"I still don't feel good, though I expect to be just about normal by race time," Nehemiah said. "For several days it even took too much out of me to jog, but now I can work out some and sweat the last stages of it out of me.
"I don't know when I've felt as nervous as I did before my trial race shaky like you feel when you'er sick. I expect to run something like 13.8 I certainly didn't expect 13.38.
"But underneath I was very relaxed because there was no pressure on me to do well."
It has been rumored here constantly that Nehemiah has only brought his virus to San Juan because his new shoe company wants him to show off their flashy spikes in international company. Golly, would an amateur althlete care what his shoe company thought?
If Nehemiah's motives were mixed when he arrived, they are cleary defined now. Casanas made the mistake of seeing to that.
When Nehemiah and Casanas arrived at Escobar Stadium Saturday to work out, Wilbur Ross, author of the so-called "Hurdler's Bible," tried to get them together for a friendly word with himself as translator.
"He [Casanas] didn't exactly greet me with open arms....the exact opposite," Nehemiah said. "I think there's a lot of pressure on him in his country to stop losing to me and he's feeling it.
"I extended my right hand, but he gave me his left hand and shook my right elbow," Nehemiah said, still perplexed. Then he said, I am a Cuban,' like that explained it.

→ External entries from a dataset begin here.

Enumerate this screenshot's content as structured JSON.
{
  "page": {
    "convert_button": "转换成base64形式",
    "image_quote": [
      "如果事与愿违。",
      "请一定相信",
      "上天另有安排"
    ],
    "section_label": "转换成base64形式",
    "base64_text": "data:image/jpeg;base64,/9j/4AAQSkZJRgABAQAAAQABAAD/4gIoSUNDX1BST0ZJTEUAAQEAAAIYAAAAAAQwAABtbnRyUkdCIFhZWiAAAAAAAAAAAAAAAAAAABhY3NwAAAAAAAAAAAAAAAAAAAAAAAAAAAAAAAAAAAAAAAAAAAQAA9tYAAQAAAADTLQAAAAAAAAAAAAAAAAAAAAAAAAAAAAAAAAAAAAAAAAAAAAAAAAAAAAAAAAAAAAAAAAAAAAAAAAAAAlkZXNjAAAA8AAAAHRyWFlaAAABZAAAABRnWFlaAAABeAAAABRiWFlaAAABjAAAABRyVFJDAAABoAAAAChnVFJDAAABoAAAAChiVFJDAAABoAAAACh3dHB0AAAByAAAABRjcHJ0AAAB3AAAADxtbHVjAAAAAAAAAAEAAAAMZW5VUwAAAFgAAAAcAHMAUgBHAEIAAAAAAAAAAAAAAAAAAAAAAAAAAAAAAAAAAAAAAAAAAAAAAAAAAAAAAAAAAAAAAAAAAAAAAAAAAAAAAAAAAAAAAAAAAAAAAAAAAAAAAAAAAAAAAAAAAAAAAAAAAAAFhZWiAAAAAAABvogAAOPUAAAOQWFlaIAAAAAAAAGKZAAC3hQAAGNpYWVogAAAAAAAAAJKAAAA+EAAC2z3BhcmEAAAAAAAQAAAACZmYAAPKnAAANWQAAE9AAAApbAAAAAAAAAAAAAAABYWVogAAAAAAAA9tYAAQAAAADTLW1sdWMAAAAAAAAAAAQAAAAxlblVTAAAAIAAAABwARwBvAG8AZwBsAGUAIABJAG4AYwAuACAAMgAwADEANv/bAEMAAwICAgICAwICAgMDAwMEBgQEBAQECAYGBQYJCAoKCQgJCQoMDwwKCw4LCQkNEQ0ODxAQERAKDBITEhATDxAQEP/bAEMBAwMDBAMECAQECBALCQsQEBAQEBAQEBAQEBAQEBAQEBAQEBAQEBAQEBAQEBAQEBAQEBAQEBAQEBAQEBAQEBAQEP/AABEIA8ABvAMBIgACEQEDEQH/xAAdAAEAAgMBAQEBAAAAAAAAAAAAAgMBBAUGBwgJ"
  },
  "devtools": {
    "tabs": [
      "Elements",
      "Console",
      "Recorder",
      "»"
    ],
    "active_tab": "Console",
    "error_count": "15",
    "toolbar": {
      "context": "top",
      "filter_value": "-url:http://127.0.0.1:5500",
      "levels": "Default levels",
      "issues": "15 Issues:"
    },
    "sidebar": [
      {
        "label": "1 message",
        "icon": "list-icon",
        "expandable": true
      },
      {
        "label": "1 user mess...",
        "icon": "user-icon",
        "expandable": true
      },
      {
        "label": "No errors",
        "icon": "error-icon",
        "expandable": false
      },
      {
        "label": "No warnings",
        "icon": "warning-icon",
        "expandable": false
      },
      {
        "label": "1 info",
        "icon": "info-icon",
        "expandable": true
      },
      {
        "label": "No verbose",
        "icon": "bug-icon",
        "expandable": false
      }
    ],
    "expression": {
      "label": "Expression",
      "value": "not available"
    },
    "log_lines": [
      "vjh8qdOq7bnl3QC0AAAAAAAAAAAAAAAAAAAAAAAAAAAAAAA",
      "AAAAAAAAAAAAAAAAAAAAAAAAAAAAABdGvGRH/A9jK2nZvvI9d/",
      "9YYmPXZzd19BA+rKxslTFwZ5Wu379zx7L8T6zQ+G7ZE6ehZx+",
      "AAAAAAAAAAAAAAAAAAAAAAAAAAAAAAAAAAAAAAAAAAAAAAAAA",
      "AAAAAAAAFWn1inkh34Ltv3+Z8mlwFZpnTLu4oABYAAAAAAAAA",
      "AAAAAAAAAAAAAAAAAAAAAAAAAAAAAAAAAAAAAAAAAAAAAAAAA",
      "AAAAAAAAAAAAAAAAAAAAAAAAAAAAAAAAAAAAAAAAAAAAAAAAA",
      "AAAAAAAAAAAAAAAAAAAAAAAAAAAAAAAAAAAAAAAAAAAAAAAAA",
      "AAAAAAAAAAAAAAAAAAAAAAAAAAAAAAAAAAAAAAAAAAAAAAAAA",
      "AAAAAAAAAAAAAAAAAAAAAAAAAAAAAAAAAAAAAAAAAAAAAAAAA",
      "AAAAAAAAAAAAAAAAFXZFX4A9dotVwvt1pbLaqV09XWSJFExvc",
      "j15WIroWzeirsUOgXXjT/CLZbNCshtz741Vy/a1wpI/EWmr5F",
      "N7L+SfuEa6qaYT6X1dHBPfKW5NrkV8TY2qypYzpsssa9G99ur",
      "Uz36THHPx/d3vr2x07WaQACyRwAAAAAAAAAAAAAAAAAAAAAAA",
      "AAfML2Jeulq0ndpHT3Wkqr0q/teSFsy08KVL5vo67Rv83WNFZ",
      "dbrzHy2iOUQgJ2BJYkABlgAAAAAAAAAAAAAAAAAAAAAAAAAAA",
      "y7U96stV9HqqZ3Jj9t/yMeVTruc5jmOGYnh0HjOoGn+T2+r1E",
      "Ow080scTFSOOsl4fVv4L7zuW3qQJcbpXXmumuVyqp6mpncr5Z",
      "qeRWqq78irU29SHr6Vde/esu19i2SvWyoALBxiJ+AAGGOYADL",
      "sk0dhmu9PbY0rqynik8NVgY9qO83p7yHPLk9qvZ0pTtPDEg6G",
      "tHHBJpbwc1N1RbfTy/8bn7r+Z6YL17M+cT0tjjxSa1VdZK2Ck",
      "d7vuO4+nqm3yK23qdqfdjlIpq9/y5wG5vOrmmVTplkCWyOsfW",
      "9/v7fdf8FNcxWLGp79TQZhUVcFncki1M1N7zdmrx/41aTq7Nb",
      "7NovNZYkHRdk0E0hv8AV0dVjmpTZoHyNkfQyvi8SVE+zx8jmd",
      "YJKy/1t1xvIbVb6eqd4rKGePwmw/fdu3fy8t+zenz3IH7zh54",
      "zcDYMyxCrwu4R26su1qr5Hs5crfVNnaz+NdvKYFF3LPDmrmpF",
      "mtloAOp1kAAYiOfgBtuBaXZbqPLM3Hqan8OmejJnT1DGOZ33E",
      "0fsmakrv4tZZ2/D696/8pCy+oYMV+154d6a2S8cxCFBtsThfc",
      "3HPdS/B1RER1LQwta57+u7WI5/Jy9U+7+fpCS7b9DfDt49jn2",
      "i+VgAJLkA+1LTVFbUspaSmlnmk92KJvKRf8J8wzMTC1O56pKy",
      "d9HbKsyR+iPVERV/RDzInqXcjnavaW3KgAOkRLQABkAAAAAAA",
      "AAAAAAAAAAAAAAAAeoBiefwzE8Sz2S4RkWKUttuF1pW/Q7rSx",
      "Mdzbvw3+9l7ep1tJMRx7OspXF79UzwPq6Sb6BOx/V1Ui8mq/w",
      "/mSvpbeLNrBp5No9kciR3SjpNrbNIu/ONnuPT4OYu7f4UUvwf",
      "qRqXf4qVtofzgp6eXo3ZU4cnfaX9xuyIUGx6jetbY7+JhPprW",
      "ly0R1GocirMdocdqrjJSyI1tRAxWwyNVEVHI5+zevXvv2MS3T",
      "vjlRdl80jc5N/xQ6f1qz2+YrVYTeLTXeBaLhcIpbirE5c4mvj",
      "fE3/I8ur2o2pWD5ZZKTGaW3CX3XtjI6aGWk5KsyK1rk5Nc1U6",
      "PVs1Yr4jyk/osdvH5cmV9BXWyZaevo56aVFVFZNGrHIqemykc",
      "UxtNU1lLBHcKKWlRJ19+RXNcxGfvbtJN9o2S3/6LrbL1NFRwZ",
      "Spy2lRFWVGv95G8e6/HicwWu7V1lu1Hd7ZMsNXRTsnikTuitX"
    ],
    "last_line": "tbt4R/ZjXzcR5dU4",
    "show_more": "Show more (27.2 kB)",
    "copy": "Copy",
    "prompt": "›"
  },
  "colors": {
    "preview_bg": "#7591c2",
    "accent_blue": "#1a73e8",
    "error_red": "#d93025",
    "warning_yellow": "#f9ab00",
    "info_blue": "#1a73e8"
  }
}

"It must be his idea of some kind of new psych-out, but I don't see how it's going to work. I'm the one who's beaten him four straight times.
"It didn't bother me. I'll still offer him my hand after the race. I'll always do that, but I'm not going to offer it real long if he doesn't look receptive."
Nehemiah is even easy in mind about the strategy of his race, since all his battles with Casanas and Charles Foster seem similiar.
"Casanas gets a good start, sometimes a rolling start," Nehemiah said, "but I'm used to that by now. I've caught him before. With he and Foster, the race is always the same. It's decided at the fifth hurdle. Whoever is ahead by then will probably win and whoever has to play catch-up probably won't.
It is Casanas who will carry most of the burden onto the track. The "ill" Nehemiah's 13.38 was better than the healthy Cuban's 13.53 in the trials. even if the wins, the triumph will seem tainted.
On the other hand, it seems reasonable to assume that Nehemiah's worldclass case of high-fever snifles will weaken him.
Nehemiah has the consolation of knowing he got yhr last word -- by proxy -- in his confrontation with Casanas.
"Wibur Ross was sort of ticked at Casanas and said a few things to him in Spanish," Nehemiah said.
"Ross pointed at me and said, "This man is a bullet, and no more can catch a bullet.'" CAPTION: Picture, Bobby Knight with basketball team in Pan Am Games. AP